“This boy has a lot more of the Dylan spirit than John Prine. His songs are filled with the absurdist energy and heart on sleeve pretension that made Dylan a genius instead of a talent.”
– Robert Christgau, Creem magazine
Greetings from Asbury Park NJ is the first studio album by Bruce Springsteen, released in 1973. It only sold about 25,000 copies in the first year of its release, but had significant critical impact. It was ranked at #379 by Rolling Stone on its list of 500 greatest albums of all time. The album also hit the number sixty stop on the Billboard 200 albums listing.
The new release that is part of the new box-set (released autumn 2014) sounds amazing!
|Released||January 5, 1973|
|Recorded||July–September 1972 at 914 Sound Studios, Blauvelt, New York|
|Genre||Rock, folk rock, Jersey Shore sound|
|Producer||Mike Appel, Jim Cretecos|
Greetings from Ashbury Park NJ review in Rolling Stone Magazine
By LESTER BANGS, JULY 5, 1973
“Madman drummers bummers and Indians in the summer with a teenage diplomat/In the dumps with the mumps as the adolescent pumps his way into his hat” begins the very first song, and after that things just keep getting more breathtakingly complicated. You might think it’s some kinda throwback, but it’s really bracing as hell because it’s obvious that B.S. don’t give a shit.
He slingshoots his random rivets at you and you can catch as many as you want or let ’em all clatter right off the wall which maybe’s where they belong anyway. Bruce Springsteen is a bold new talent with more than a mouthful to say, and one look at the pic on the back will tell you he’s got the glam to go places in this Gollywoodlawn world to boot. Watch for him; he’s not the new John Prine.

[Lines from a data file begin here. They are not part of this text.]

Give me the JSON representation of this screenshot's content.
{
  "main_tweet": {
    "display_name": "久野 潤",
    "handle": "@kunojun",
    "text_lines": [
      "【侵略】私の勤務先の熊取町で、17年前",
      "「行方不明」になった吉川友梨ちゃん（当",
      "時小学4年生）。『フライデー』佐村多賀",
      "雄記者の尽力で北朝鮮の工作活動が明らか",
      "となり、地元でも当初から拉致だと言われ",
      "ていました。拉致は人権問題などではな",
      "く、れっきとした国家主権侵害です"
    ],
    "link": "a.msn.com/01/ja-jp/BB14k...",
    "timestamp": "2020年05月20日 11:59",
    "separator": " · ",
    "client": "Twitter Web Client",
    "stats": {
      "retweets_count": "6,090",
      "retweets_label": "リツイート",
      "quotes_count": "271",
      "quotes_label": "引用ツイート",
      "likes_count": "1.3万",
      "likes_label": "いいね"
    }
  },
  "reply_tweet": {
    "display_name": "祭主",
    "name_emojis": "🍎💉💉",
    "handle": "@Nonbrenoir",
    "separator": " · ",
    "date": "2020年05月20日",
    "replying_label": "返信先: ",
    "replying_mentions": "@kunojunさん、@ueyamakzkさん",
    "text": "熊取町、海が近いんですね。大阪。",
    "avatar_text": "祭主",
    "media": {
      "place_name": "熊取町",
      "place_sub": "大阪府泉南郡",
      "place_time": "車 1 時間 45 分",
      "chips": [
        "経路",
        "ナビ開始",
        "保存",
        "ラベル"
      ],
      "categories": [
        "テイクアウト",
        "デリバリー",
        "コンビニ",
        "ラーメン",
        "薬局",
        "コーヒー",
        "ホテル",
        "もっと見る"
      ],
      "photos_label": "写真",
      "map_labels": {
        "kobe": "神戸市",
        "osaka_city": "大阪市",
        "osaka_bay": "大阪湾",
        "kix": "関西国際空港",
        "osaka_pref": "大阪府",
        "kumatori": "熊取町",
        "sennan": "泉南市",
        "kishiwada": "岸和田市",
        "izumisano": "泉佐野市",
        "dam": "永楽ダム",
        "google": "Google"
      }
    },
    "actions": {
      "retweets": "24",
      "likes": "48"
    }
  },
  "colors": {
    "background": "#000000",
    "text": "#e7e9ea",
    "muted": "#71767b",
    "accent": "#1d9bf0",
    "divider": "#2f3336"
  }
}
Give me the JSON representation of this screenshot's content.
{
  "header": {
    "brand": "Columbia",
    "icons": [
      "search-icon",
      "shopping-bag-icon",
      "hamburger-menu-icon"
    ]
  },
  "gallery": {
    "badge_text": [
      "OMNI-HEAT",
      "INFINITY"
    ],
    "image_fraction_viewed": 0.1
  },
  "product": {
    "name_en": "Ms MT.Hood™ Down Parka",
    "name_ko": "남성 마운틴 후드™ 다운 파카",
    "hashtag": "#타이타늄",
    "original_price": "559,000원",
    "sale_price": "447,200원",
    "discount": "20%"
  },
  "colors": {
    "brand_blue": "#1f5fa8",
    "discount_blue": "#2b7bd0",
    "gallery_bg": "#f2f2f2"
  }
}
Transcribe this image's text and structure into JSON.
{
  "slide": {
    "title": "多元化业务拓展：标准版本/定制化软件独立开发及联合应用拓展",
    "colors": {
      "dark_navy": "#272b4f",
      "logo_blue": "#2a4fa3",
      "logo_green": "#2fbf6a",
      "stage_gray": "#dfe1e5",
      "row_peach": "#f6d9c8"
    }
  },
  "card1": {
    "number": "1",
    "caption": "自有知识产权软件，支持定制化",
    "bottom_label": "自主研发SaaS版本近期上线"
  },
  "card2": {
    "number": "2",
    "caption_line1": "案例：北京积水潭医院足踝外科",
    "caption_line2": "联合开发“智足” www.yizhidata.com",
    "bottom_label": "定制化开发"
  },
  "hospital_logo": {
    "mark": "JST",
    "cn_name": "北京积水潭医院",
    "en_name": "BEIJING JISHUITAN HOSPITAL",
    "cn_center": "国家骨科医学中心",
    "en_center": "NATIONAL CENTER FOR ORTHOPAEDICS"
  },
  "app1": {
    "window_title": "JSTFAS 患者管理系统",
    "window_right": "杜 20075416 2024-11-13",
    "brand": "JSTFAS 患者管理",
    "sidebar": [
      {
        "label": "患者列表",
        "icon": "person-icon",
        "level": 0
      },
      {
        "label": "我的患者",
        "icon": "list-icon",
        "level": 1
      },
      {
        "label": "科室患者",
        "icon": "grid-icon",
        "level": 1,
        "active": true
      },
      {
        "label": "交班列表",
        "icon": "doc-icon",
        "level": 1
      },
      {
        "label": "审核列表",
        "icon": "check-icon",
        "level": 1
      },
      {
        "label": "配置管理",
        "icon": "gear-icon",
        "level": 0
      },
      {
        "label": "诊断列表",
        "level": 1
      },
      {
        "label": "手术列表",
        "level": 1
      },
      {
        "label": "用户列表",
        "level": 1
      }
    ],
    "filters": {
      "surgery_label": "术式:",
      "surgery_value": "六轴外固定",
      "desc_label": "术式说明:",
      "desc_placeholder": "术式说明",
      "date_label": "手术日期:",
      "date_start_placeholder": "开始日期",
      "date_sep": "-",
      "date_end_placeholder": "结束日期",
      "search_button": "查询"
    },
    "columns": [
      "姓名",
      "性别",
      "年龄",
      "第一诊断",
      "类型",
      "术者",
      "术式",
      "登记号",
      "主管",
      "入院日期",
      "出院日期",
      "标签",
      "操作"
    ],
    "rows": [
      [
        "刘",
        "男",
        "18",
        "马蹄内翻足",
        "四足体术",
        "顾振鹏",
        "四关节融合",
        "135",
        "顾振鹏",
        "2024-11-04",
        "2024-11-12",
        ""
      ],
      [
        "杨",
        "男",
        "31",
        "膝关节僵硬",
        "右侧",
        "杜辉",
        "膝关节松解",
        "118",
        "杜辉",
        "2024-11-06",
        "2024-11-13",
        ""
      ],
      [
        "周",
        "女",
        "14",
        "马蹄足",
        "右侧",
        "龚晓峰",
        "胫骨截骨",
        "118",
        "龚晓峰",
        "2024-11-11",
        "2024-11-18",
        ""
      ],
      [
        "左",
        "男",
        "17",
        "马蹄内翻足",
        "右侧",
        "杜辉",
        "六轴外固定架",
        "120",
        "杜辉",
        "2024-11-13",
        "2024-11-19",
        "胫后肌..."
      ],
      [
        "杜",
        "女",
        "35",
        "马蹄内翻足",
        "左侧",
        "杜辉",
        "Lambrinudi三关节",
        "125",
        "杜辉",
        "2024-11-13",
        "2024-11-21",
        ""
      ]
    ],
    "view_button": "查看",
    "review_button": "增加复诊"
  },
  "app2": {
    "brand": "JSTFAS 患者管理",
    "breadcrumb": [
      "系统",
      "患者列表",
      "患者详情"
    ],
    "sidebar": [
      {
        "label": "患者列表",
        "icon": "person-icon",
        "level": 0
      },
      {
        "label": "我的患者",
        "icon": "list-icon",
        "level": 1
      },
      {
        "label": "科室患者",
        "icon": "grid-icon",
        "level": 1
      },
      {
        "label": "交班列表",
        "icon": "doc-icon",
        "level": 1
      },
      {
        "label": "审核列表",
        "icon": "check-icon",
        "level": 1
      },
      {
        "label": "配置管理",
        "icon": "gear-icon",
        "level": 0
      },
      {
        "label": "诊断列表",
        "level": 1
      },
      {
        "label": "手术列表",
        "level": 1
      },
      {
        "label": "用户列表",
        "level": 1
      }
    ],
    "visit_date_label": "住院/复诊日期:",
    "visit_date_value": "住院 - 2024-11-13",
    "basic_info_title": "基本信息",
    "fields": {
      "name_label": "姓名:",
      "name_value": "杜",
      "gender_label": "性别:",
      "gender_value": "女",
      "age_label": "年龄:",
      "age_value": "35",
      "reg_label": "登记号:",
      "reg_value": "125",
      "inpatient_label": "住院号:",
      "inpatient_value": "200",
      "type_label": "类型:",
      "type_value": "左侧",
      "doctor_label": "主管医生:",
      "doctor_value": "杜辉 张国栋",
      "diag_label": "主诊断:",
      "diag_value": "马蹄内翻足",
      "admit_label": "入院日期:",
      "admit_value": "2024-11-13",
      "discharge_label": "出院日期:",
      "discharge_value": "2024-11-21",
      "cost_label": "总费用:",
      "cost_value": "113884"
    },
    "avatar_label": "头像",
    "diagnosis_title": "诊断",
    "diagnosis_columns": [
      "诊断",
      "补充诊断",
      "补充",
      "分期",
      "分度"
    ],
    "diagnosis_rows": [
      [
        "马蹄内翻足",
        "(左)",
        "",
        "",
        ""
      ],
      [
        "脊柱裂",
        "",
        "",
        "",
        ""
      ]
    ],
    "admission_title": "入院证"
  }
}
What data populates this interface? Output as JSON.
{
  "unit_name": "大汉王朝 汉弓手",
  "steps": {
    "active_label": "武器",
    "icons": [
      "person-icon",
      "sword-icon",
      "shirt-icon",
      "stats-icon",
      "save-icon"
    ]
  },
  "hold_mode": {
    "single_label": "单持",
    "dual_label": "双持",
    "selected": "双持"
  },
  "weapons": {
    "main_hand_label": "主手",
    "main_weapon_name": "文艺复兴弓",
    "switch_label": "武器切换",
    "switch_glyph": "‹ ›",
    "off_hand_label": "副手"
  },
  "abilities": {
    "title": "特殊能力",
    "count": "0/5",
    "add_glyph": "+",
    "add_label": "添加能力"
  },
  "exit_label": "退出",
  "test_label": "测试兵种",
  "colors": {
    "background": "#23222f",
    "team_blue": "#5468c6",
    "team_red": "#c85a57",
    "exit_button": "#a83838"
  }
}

I think it’s an album brimming with potential. It has many great songs but I think it sounds under produced. I like the record, but I just think that it should have been so much better given the material.
The best things about it are the lyrics, the humour and the promise of things to come.
…and a lot of the songs are tremendous in a live setting, just check out this classic performance of Lost in The Flood:
The E-Street Band
- Clarence Clemons – clapping, saxophone, vocals
- Vini “Mad Dog” Lopez – clapping, drums, vocals
- David Sancious – keyboards, organ, piano
- Bruce Springsteen – acoustic guitar, bass guitar, clapping, congas, electric guitar, harmonica, keyboards, piano, vocals
- Garry Tallent – bass guitar
- Richard Davis – upright double bass on “The Angel”
- Harold Wheeler – piano on “Blinded By the Light”
- Steven Van Zandt – sound effects on “Lost in the Flood”